While art and music communities have limited interaction, the symbiosis between these groups is apparent in the work of Austin street artist, Federico Archuleta. Known as El Federico, this artist combines elements of graffiti with stencil art techniques to produce musically influenced murals found on many Austin music venues and record shops.
Starting first in his job doing window displays for the now defunct Tower Records, El Federico began creating large-scale stencil art on the storefront. His first well known piece was a portrait of Johnny Cash featuring Heaven and Hell motifs. Eventually the storefront became covered with El Federico’s work including portraits of ZZ Top, Buddy Holly, Lightnin’ Hopkins, Willie Nelson, Bob Dylan and Janis Joplin. As El Federico’s fame grew, so did his commissions. Today, collections of his work are featured on the walls of Austin’s infamous Hole in the Wall Club; the used record store, Cheapo Discs; and in dive bars such as the Legendary White Swan Lounge.

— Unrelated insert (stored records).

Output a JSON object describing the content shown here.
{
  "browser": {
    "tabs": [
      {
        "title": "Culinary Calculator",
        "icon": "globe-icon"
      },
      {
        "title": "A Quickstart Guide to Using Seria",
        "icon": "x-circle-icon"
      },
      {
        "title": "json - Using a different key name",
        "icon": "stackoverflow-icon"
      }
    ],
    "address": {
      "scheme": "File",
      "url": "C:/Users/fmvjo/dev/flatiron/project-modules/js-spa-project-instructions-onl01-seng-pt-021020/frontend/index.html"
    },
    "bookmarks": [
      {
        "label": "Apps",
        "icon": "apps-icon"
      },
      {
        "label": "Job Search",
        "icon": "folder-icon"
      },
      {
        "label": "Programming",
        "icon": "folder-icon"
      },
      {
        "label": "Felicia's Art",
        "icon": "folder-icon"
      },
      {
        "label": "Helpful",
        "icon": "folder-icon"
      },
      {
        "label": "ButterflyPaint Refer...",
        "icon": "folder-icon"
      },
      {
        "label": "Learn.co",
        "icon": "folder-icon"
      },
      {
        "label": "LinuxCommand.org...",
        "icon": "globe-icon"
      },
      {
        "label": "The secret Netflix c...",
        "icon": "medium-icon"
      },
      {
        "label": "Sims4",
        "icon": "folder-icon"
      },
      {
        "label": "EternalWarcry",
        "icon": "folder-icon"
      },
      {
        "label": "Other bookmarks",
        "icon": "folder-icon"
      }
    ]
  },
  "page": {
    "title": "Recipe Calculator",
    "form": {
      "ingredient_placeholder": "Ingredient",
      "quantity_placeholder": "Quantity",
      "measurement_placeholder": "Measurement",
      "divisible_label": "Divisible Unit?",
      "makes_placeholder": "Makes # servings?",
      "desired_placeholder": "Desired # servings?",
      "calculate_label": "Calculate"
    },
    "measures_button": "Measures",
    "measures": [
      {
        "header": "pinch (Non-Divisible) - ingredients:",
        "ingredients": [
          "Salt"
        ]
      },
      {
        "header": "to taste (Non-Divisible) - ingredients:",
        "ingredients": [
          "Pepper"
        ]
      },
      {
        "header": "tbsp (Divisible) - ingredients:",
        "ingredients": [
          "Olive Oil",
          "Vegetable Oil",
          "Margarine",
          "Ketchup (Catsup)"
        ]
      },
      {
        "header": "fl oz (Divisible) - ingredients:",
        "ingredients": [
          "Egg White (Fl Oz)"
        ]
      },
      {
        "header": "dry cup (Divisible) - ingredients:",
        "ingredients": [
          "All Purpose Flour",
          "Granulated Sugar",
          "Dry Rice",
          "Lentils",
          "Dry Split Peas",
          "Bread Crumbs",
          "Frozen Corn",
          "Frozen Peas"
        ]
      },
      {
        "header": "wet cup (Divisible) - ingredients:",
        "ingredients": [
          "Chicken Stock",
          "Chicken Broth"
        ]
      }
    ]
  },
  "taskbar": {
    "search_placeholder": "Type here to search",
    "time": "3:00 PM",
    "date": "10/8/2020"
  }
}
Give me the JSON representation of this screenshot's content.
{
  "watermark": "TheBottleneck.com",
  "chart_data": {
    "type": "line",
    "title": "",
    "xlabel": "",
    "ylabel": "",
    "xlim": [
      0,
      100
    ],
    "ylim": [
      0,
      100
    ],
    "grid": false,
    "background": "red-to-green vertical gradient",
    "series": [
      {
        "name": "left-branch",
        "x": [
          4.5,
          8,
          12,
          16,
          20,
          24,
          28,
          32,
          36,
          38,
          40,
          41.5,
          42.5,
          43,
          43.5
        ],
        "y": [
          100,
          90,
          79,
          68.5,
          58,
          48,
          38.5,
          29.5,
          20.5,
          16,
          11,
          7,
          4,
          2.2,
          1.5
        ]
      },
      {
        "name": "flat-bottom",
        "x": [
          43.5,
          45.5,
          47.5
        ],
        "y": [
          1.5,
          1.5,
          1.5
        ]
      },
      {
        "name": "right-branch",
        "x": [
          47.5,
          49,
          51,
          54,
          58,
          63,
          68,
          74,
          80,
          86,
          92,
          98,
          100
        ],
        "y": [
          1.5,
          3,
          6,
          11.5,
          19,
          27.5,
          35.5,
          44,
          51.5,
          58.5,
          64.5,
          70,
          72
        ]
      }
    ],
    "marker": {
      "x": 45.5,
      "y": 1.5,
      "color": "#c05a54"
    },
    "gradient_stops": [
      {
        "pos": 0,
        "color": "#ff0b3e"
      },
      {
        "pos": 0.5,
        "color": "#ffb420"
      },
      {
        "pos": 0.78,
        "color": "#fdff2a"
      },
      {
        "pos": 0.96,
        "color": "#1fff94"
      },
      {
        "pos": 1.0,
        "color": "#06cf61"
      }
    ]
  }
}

While most of his work is painted on exterior walls, the Hole in the Wall stage is decorated with a version of the Johnny Cash portrait and the South by Southwest Music Conference owns a number of portable pieces. Austin’s latino music festival, the Pachanga Fest, also decorates its venue with El Federico’s art.
El Federico does not cite artists as his major influence, rather he believes that rock n’ roll and rock n’ roll album covers are his major influence. He likes to work in public spaces because of the instant feedback he gets from passersby, and much of the material for his art comes also from the streets as he like to use ‘dumpster dive cardboard’ to create his stencils. El Federico says that “its something within mankind to express ourselves on walls, and stencil art was originally done by cavemen who would put dye in their mouths and spit it out over their hands to leave impressions of their hands on walls.” His desire to put his art out on streets and bars is to help break the mindset held by most people that art is only found in museums.
Photos by Steve Hopson